Randy Adler’s 35-year career of feeding Atlantans dovetails into perhaps his most meaningful moments yet. After his Brooklyn upbringing and graduating from The Culinary Institute of America in Hyde Park, N.Y., he earned his “food cred.”
Adler headed to Atlanta in 1983 to open The Ritz-Carlton’s high-falutin kitchen. Subsequently, he worked at Affairs to Remember (where he still has an office), then his own The Preferred Cater & Preferred To-Go retail store, to open Babs restaurant Midtown 18 years ago, which now serves as his headquarters.
COVID barreled in, and Adler pledged to help those who might fall through the cracks. In April 2020 he launched the nonprofit The Tzedakah Project to provide meals and services to those who became jobless during the pandemic, especially people in the hospitality industry where large-scale events folded like a deck of cards.
Adler knows about “doing the right thing” after serving as a member of the board of Jewish Family & Career Services and the boards of the planning and allocations committees of the Atlanta Jewish Federation.
After recently losing his mother, Adler took another leap.
“My parents were role models where giving was emphasized despite our own limited resources. We just launched The Tiger Lily [Memorial] project in memory of my mother Marcia, with a city block” for the memorial and community garden in East Atlanta, he said.
Adler knows how to organize and move projects along quickly for The Tzedakah Project. “We got legal fees donated and helped fight isolation and loneliness by connecting through yoga, BeltLine tours and beer trivia. Everything is gratis. We started from basically nothing.”
Adler is based out of Babs, an a la carte kitchen with chef-crafted specials, takeout and frozen to-go items. “We can seat 29 inside, 23 outdoors and 75 for a stand-up cocktail party. The bistro atmosphere has great al fresco patio dining with a bohemian, yet quaint flair. Some of the recipes like Blueberry French Toast are Mom’s. We are doing a huge frozen takeout business.

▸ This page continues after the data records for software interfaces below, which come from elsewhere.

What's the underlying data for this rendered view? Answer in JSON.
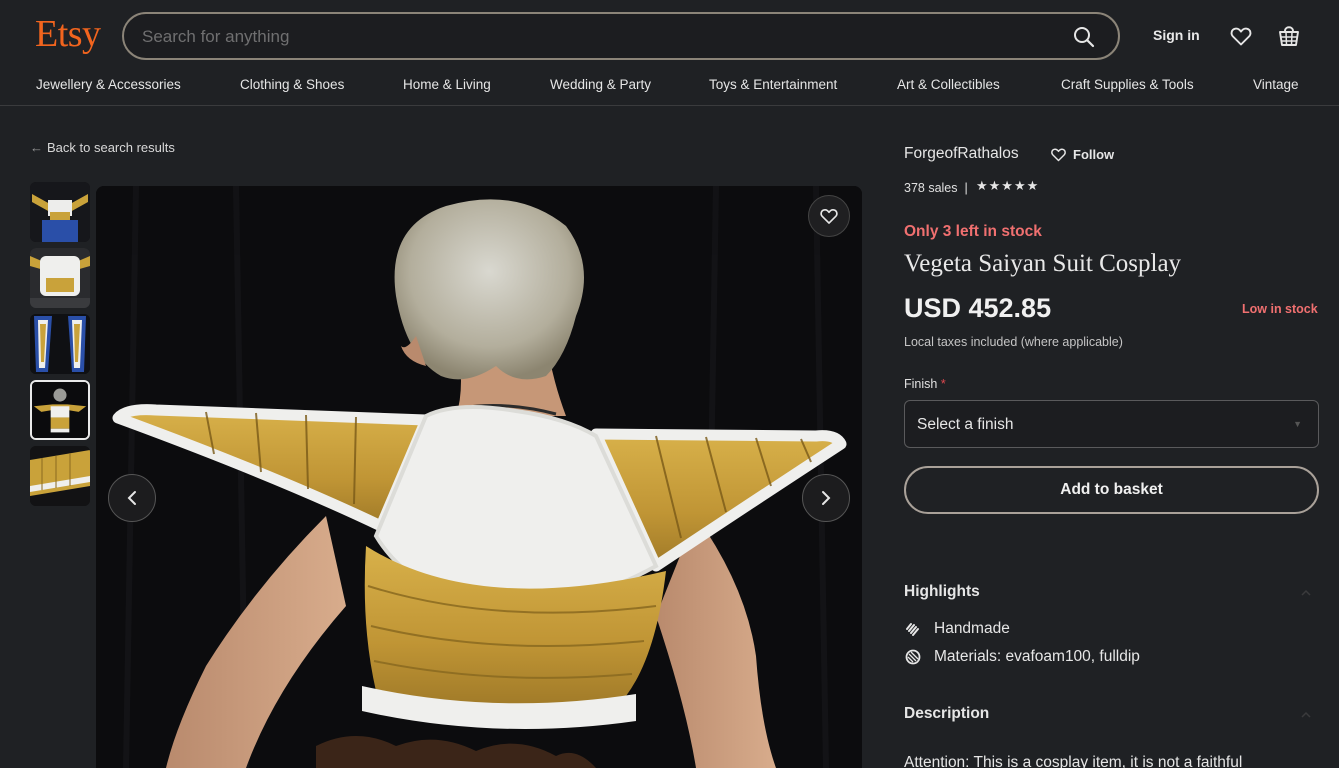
{
  "header": {
    "logo": "Etsy",
    "search_placeholder": "Search for anything",
    "signin": "Sign in"
  },
  "nav": [
    "Jewellery & Accessories",
    "Clothing & Shoes",
    "Home & Living",
    "Wedding & Party",
    "Toys & Entertainment",
    "Art & Collectibles",
    "Craft Supplies & Tools",
    "Vintage"
  ],
  "back_link": "Back to search results",
  "listing": {
    "shop_name": "ForgeofRathalos",
    "follow": "Follow",
    "sales": "378 sales",
    "rating_stars": 5,
    "stock_notice": "Only 3 left in stock",
    "title": "Vegeta Saiyan Suit Cosplay",
    "price": "USD 452.85",
    "low_stock": "Low in stock",
    "taxes": "Local taxes included (where applicable)",
    "finish_label": "Finish",
    "finish_required": "*",
    "finish_select": "Select a finish",
    "add_to_basket": "Add to basket"
  },
  "highlights": {
    "title": "Highlights",
    "items": [
      "Handmade",
      "Materials: evafoam100, fulldip"
    ]
  },
  "description": {
    "title": "Description",
    "text": "Attention: This is a cosplay item, it is not a faithful"
  },
  "colors": {
    "brand": "#f1641e",
    "background": "#1f2124",
    "alert": "#f07070",
    "armor_gold": "#c9a23a",
    "armor_white": "#f2f2f0"
  }
}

Our frozen food line has helped keep our staff of seven employed and has been a great way to spread our brand.” Adler is also a proponent of composting and recycling.
From the freezer, Babs stocks homemade soups, such as matzo ball, beef barley and smoky split pea. Then there’s butternut squash lasagna, with goat cheese; corn beef and cabbage; quiche Lorraine; risotto; Lebanese roasted eggplant and chickpeas; macaroni and cheese with caramelized squash; “Slap your Mama” corned bread and buttermilk biscuits, and much more. Our favorite soup was the Pasta Fagioli, a full- bodied combination of hearty firm dark and light beans in a mellow, not too salty tomato base with lots of bay leaves. One container was four servings.
The restaurant menu is wholesome and progressive: Sweet Potato Hash with Brussels sprouts, leeks and spices; Tunisian Style Shakshuka; Wild Mushroom Peppery Arugula Mozzarella Omelet; Venezuelan Style Corn Pancakes; Harissa Eggplant; Tostados; Moroccan Stew; Bagel Omelet; and “Eggslut,” a Babs Classic on brioche, chived, whipped eggs and caramelized onions with sriracha drizzle. Many items offer “Put an egg on it” and entrees range from $9.75 to $15.95.
Bubbles (drinks) are a fun addition: Classic and creative Bellinis, sangrias and saki. And you can’t leave without dessert: Brooklyn style crumb cake, red velvet cake with cream cheese icing, cream cheese brownies, jumbo black and white cookies.
Babs could just as easily be in Midtown Manhattan, for all its character, variety and quirkiness. Adler is well-known for saying, “We are the company we keep.” He does, indeed, live up to his tzedakah roots. “My 93-year-old father is still alive and thrilled with all this activity.”
Babs is located at 814 Juniper Street, open 8:30 a.m. to 2 p.m. Wednesday through Sunday, closed Monday and Tuesday, and available for private events and catering, https://www.babsmidtown.com. Check Facebook for updates and specials, https://www.facebook.com/BabsMidtown.